**** Dataset excerpts

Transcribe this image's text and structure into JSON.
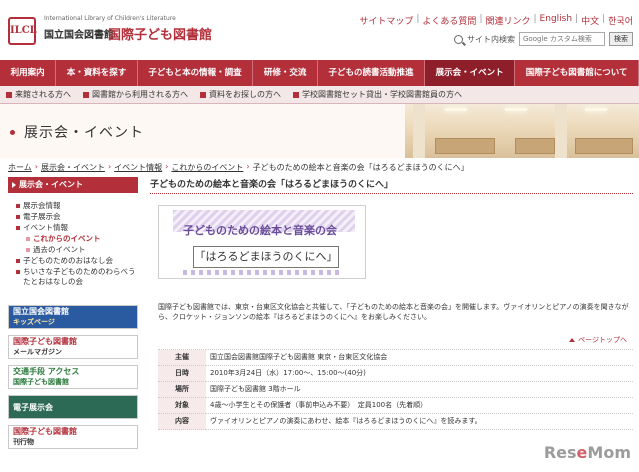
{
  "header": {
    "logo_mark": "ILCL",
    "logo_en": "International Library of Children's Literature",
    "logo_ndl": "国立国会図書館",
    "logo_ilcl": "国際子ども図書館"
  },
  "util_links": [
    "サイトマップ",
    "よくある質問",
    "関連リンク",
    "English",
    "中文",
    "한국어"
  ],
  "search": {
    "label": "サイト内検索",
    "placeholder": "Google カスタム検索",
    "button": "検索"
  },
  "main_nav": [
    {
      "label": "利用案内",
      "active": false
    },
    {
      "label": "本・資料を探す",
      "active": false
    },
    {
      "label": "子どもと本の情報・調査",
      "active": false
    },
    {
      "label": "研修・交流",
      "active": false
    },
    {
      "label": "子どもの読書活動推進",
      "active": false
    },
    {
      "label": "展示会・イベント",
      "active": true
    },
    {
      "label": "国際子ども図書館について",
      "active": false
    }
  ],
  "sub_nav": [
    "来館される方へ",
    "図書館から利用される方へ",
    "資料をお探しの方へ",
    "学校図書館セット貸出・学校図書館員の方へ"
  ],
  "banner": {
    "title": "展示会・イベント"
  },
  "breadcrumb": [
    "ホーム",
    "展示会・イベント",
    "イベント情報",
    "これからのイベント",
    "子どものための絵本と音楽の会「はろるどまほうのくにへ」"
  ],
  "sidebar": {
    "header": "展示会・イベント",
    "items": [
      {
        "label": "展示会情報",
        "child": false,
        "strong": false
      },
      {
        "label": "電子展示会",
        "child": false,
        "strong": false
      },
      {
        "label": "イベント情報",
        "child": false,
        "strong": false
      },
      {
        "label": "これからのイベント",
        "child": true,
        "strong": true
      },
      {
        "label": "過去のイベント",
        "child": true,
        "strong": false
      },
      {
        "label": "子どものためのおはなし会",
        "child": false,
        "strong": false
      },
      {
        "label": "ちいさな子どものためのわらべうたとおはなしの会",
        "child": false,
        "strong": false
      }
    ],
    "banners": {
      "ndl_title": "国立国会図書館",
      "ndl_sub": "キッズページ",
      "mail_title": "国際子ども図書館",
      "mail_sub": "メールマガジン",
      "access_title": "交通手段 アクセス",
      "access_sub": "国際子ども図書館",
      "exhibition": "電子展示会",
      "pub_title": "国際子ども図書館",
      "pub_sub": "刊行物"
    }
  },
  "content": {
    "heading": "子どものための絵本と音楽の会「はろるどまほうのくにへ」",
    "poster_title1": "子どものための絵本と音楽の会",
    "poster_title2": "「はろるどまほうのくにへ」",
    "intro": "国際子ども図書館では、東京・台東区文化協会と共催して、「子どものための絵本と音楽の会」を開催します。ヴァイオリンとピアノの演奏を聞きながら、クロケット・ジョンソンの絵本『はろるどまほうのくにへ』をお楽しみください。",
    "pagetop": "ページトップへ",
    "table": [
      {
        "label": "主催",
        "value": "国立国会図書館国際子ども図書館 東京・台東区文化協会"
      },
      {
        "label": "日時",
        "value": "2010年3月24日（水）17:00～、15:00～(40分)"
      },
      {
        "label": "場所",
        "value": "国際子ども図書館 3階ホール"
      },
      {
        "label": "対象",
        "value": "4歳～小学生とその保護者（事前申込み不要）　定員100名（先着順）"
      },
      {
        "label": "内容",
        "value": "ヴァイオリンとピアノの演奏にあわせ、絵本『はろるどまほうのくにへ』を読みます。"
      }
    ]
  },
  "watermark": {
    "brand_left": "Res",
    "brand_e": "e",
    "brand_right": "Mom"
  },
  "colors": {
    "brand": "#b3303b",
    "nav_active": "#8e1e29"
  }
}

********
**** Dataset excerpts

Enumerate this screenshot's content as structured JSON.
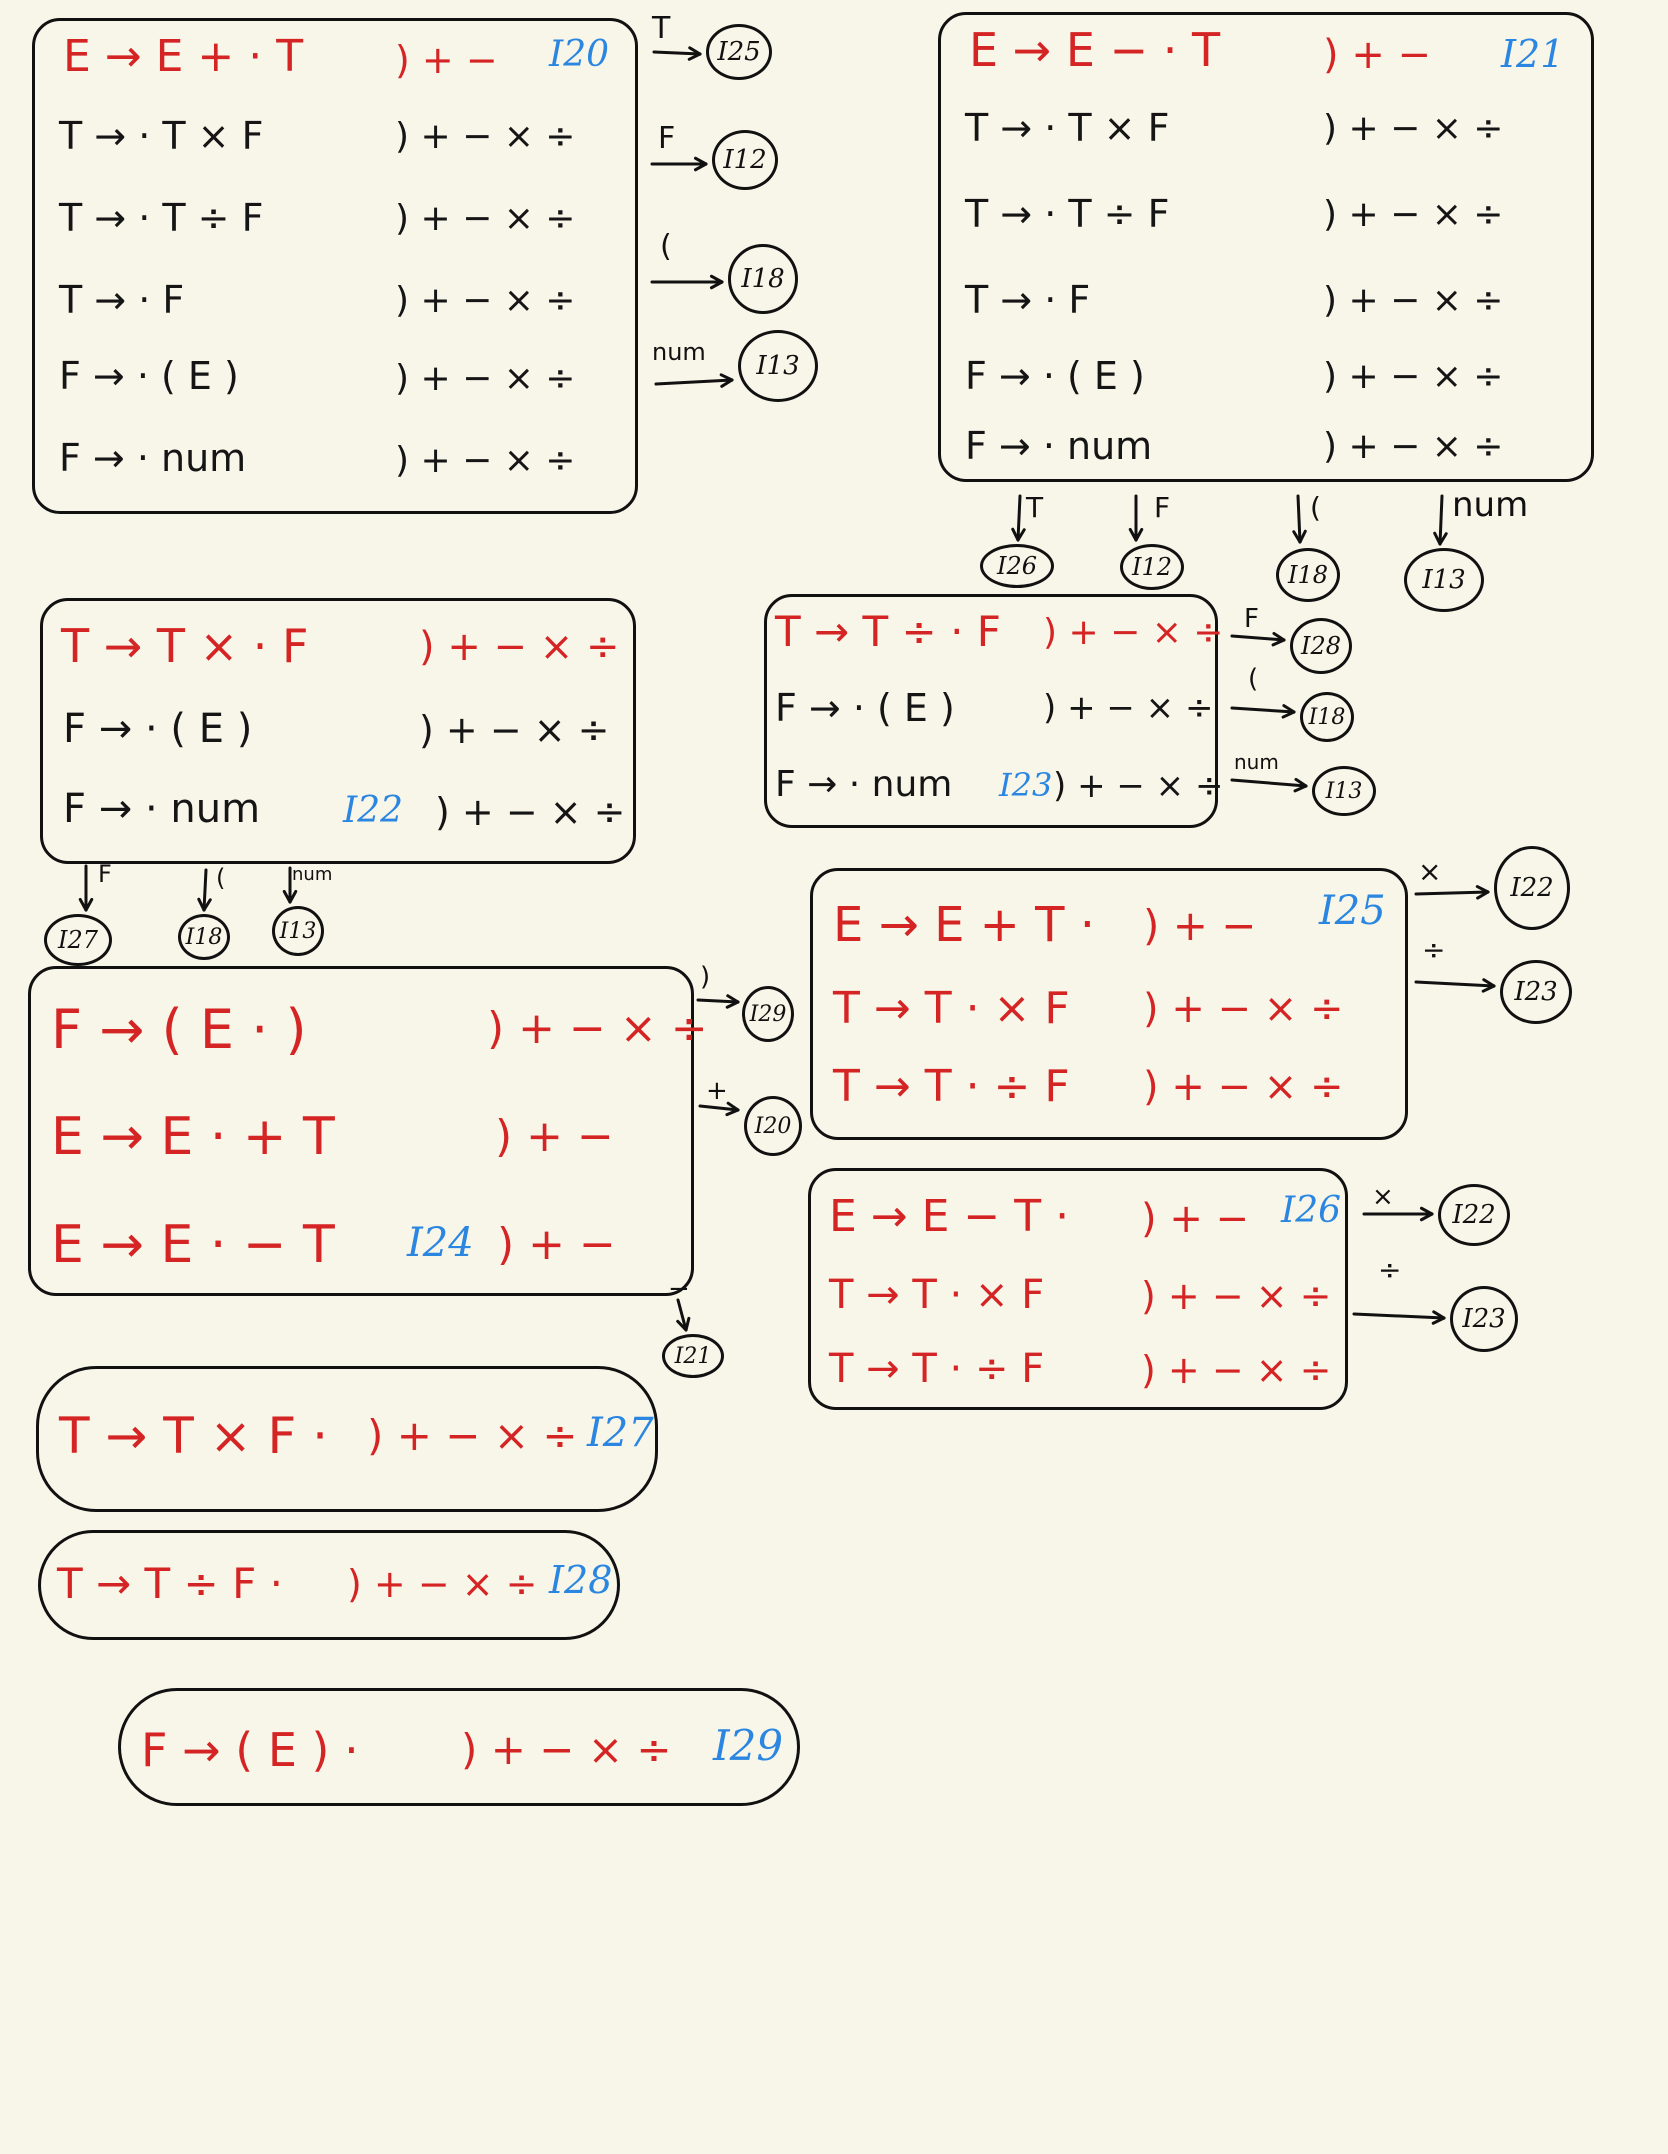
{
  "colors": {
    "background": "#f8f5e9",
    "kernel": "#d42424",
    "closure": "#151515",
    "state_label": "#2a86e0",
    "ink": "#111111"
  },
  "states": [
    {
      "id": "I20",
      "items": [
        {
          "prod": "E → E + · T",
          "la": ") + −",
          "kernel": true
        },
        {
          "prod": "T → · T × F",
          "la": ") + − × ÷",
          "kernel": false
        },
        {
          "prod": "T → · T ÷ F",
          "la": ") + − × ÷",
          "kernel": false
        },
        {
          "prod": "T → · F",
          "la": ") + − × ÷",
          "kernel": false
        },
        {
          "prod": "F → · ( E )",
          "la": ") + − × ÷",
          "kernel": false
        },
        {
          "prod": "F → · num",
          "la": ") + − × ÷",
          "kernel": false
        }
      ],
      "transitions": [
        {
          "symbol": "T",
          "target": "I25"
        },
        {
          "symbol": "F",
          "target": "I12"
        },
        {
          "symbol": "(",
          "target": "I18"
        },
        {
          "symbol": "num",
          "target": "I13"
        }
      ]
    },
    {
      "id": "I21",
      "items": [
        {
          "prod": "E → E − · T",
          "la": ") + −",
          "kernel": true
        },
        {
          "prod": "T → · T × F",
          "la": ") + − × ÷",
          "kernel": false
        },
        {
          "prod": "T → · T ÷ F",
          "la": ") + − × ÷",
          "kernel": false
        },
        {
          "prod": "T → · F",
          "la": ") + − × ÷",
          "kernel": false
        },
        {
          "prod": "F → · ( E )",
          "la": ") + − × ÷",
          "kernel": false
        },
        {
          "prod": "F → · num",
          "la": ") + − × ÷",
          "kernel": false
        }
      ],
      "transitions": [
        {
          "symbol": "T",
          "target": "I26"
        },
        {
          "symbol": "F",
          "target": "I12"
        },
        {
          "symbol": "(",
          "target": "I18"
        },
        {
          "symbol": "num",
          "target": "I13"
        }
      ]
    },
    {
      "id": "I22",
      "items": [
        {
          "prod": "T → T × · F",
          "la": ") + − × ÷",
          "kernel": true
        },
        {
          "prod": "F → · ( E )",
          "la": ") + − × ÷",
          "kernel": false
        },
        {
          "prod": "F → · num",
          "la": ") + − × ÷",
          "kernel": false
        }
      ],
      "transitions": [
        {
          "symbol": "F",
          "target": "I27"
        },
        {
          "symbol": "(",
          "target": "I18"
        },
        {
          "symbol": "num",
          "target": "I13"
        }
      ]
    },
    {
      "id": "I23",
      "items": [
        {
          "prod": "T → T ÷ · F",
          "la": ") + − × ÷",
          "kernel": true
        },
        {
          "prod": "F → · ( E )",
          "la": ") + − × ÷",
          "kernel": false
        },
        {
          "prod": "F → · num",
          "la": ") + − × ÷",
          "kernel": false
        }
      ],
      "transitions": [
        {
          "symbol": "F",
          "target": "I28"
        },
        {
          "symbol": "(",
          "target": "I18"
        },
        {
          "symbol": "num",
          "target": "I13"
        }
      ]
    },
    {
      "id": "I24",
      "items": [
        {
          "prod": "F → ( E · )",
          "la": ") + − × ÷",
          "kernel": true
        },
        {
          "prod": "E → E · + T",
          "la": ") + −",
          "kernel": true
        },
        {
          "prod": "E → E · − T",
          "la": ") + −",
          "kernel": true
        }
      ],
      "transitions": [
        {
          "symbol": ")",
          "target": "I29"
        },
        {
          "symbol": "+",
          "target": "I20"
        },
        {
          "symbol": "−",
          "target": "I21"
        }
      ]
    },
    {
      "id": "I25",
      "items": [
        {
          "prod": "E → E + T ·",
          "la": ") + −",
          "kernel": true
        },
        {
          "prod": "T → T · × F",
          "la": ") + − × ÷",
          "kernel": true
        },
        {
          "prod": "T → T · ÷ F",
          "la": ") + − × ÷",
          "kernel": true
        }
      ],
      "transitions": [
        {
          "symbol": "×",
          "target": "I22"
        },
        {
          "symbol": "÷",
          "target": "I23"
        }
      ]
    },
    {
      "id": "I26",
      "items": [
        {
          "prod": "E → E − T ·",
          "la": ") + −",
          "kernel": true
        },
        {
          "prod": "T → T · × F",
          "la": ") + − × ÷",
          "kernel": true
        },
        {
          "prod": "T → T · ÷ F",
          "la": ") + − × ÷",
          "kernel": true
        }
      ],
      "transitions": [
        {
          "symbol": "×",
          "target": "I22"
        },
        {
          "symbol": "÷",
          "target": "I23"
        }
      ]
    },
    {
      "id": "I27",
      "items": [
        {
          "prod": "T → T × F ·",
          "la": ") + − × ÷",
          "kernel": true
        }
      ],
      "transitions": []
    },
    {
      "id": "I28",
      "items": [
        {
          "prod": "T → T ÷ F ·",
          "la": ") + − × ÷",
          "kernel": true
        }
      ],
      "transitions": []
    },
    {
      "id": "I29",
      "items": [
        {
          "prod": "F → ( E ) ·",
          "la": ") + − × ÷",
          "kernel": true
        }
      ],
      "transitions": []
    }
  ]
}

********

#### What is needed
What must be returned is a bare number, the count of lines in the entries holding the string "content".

#### Response below
2